“I propose to get into fortunes way.” – Arthur Wellsley (Duke of Wellington)
I just finished reading Wellington: The Years of the Sword (Duke of Wellington’s biography). Written in 1950’s by his grand niece. Fascinating.
And while there were a number of thoughtful things … this quote from Wellsley as he went to Spain to take on Napoleon (at Napoleon’s peak) is the quote that stood out for me.
Great people have to have skill <he was a master tactician and excellent leader of men>.
But they also have to have attitude.
I put this quote side by side with his senior <in age>, Lord Horatio Nelson, who said <paraphrasing> “you can do no wrong by placing yourself as close to the enemy as possible.”
Attitudinally they sought action. They sought putting themselves in situations where they would confront their enemy.
Well. Think about that. And business.
So often businesses talk about ‘white space.’ Seeking places their enemy is not.
What would happen if some business leader said “I propose to get in fortune’s way” (meaning I plan on engaging the enemy/competition)?
Have to tell ya. That sounds different. And, frankly, it sounds like something I wish more companies would do. treat business like war.
Ok. There is a time and place … and it can vary by category … but in my eyes too many companies are too nice <with regard to competitors>.
Regardless of whether you agree with that or not a business leader who would say something like this quote has a good confident attitude … with an understanding that losing is bad … really bad.

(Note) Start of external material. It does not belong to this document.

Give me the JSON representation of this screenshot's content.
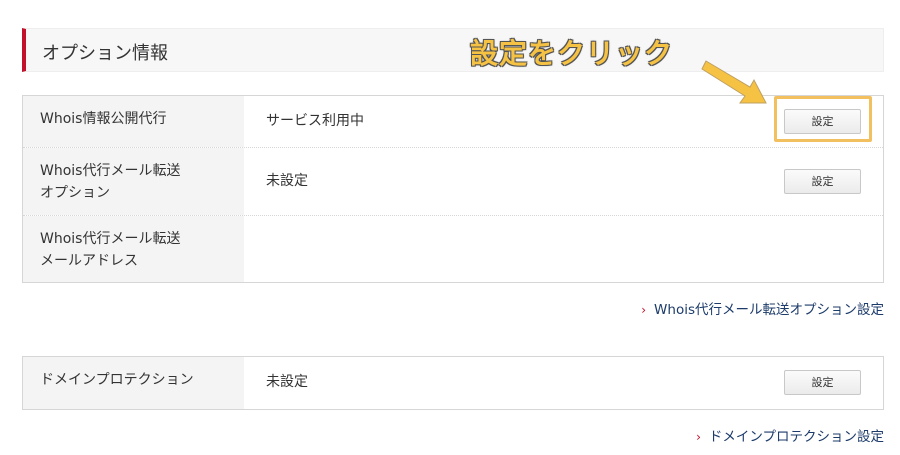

Wellsley got in fortune’s way. More often than not he gained fortune.
Nelson sought to put himself s close to the enemy as possible <fortune’s way> . More often than not he gained fortune.
History remembers the heroes. It remembers the great. Why? Because they elected to put themselves in fortune’s way.
I often believe business leaders can learn more from military than they do … this is another one of those times.